### PROBLEM REQUIREMENTS
The complete listing should be restated exactly.

### INFORMATION
<<<<

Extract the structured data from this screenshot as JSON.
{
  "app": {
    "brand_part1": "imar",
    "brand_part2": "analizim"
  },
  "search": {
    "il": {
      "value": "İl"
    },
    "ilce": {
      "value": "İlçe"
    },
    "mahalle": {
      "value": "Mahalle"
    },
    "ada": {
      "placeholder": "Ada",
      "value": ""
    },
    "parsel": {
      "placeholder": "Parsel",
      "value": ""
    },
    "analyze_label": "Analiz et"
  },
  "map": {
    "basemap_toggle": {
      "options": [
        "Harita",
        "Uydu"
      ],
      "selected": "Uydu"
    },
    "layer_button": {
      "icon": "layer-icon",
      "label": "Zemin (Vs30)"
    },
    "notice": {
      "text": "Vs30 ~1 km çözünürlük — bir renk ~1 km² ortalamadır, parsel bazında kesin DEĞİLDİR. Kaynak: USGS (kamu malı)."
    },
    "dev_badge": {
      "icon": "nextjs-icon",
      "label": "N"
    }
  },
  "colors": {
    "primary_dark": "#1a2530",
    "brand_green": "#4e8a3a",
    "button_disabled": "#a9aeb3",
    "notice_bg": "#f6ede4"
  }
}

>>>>

### TASK RESPONSE
Extract the structured data from this screenshot as JSON.
{
  "app": {
    "brand_part1": "imar",
    "brand_part2": "analizim"
  },
  "search": {
    "il": {
      "value": "İl"
    },
    "ilce": {
      "value": "İlçe"
    },
    "mahalle": {
      "value": "Mahalle"
    },
    "ada": {
      "placeholder": "Ada",
      "value": ""
    },
    "parsel": {
      "placeholder": "Parsel",
      "value": ""
    },
    "analyze_label": "Analiz et"
  },
  "map": {
    "basemap_toggle": {
      "options": [
        "Harita",
        "Uydu"
      ],
      "selected": "Uydu"
    },
    "layer_button": {
      "icon": "layer-icon",
      "label": "Zemin (Vs30)"
    },
    "notice": {
      "text": "Vs30 ~1 km çözünürlük — bir renk ~1 km² ortalamadır, parsel bazında kesin DEĞİLDİR. Kaynak: USGS (kamu malı)."
    },
    "dev_badge": {
      "icon": "nextjs-icon",
      "label": "N"
    }
  },
  "colors": {
    "primary_dark": "#1a2530",
    "brand_green": "#4e8a3a",
    "button_disabled": "#a9aeb3",
    "notice_bg": "#f6ede4"
  }
}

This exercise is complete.